Moore’s Law • Number of transistors on a chip doubles roughly every 2 years • Named after Gordon Moore one of the founders of Intel • Basically means we can expect performance to double every two years
Cores • It is now possible to place multiple CPUs, cores, on a single chip. • For example a quad-core processor has 4 CPUs • Using such a chip allows a processor to do more than one thing at a time. • The software running on a multi-core chip must be written to take advantage of the cores.
Motherboard • A motherboard provides the electrical connections by which the other components of the system communicate. • A typical desktop computer has its microprocessor, main memory, and other essential components connected to the motherboard.
Graphics Cards • A video card, video adapter, graphics accelerator card, display adapter, or graphics card is an expansion card which generates output images to a display • Video hardware is often integrated into the motherboard, however all modern motherboards provide expansion ports to which a video card can be attached. • A dedicated graphics card has its own RAM and Processor specifically for processing video images.
Storage • Memory provides temporary storage for information. Most systems require some form of permanent storage. • Magnetic hard drives are probably the most common form of storage • Most systems also usually have 1 or 2 CD/DVD (optical) drives
Hard Disk Drive (HDD) • A hard disk drive is a non-volatile, random access storage device. • It contains rotating platters on which data is magnetically read and written to. Read write heads float on a film of air above the platters. • Introduced by IBM in 1956, hard disk drives have decreased in cost and physical size over the years while dramatically increasing in capacity.
How Data is Stored • Data is stored on the surface of a platter in sectors and tracks. • Tracks are concentric circles • Sectors are pie-shaped wedges on a track
Performance • A typical desktop machine will have a hard disk with a capacity of between 250 and 500 gigabytes. • There are two ways to measure the performance of a hard disk: • Data rate - The data rate is the number of bytes per second that the drive can deliver to the CPU. Rates between 5 and 40 megabytes per second are common. • Seek time - The seek time is the amount of time between when the CPU requests a file and when the first byte of the file is sent to the CPU. Times between 10 and 20 milliseconds are common.

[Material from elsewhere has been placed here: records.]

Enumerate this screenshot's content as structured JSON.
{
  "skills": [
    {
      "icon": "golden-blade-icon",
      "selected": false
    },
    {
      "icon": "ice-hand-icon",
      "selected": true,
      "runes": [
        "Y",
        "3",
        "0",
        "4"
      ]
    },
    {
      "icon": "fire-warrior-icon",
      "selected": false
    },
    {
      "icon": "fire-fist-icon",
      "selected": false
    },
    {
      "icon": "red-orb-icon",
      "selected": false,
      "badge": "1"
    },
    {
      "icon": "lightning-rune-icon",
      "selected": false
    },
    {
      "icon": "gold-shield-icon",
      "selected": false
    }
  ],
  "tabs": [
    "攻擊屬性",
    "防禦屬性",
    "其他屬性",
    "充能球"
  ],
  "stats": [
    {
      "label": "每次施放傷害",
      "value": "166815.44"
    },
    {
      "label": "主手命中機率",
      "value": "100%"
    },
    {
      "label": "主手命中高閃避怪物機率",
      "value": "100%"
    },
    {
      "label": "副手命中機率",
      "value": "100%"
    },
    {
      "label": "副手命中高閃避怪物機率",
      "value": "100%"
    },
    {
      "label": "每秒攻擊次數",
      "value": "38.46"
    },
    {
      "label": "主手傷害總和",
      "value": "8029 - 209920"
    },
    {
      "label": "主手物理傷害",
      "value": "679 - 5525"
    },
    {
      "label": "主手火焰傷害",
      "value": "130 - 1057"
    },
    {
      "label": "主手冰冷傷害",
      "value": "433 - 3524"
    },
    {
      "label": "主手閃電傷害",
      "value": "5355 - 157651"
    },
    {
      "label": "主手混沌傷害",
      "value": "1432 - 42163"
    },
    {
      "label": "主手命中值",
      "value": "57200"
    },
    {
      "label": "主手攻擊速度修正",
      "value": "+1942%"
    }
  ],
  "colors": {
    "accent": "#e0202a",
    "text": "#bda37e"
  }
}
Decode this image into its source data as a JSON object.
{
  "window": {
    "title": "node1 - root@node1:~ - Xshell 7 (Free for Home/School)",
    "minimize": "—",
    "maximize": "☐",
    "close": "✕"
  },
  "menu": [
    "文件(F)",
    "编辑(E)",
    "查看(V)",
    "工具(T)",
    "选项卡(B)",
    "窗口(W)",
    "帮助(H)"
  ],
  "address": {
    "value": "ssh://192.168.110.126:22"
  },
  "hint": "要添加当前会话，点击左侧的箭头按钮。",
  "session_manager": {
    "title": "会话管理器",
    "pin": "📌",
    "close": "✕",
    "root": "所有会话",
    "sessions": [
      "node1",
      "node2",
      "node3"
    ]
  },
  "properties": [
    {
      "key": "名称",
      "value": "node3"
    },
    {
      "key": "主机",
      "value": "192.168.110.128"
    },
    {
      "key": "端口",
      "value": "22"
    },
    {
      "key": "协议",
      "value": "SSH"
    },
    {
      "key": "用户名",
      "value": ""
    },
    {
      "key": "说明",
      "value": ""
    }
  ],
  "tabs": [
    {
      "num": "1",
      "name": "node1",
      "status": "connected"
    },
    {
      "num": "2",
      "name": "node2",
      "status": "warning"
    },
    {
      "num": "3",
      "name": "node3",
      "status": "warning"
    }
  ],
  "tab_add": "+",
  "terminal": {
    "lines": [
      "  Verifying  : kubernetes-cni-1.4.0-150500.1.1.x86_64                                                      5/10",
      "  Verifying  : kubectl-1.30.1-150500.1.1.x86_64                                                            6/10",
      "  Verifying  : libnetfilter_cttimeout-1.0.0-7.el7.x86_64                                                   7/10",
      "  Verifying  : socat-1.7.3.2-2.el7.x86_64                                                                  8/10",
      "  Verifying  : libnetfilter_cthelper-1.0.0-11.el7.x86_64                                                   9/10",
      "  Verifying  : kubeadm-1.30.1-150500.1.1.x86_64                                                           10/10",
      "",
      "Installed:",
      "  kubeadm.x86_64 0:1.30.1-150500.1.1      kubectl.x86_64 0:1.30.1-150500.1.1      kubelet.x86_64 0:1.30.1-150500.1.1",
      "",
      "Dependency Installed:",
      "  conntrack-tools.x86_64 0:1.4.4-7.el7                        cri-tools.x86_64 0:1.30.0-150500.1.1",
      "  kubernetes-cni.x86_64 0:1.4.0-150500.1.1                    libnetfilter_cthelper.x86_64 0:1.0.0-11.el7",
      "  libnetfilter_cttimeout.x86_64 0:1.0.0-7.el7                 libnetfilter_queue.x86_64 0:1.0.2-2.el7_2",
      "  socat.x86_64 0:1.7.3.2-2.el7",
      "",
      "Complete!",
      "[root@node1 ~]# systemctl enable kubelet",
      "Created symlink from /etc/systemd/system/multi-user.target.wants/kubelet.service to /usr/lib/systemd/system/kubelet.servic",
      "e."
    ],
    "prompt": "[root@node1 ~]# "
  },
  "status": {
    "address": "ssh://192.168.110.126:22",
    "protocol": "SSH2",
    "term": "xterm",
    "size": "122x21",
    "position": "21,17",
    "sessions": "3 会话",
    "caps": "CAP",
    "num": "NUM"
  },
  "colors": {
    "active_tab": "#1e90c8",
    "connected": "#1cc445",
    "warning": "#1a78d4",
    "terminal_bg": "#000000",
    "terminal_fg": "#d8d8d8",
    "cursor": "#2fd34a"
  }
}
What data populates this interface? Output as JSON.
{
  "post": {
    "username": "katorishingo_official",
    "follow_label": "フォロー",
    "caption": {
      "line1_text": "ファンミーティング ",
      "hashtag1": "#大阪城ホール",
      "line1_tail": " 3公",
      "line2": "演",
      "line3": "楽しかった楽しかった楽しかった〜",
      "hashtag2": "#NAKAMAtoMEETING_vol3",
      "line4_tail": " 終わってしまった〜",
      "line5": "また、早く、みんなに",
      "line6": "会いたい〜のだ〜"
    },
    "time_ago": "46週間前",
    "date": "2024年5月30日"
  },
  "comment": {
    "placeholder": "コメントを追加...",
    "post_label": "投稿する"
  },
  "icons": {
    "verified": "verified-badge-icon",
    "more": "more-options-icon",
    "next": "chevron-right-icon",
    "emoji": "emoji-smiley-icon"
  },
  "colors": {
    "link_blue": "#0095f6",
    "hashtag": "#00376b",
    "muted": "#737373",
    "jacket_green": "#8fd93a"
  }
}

Input/Output • Most computers provide a variety of connections for external devices • USB, or Universal Serial Bus, is a hardware bus standard that allows users to plug a peripheral device into a USB port and have it automatically configured and ready to use. • FireWire is Apple's name for the IEEE 1394 High Speed Serial Bus. It was initiated by Apple (in 1986) and developed by the IEEE P1394 Working Group.
Network • Virtually every computer has support for connecting to a network. The connection can either be wired or wireless • A wired connection requires access to a router or switch. • A wireless connection requires access to a wireless access point
Wireless Networking • Wireless networks transmit at frequencies of 2.4 GHz or 5 GHz. The higher frequency allows the signal to carry more data. • Wireless networks use 802.11 networking standards, which come in several flavors: • 802.11a transmits at 5 GHz and can move up to 54 megabits of data per second. • 802.11b is the slowest and least expensive standard. It can handle up to 11 megabits of data per second. • 802.11g transmits at 2.4 GHz like 802.11b, but it's a lot faster -- it can handle up to 54 megabits of data per second. • 802.11n is the newest standard that is widely available and can achieve speeds as high as 140 megabits per second.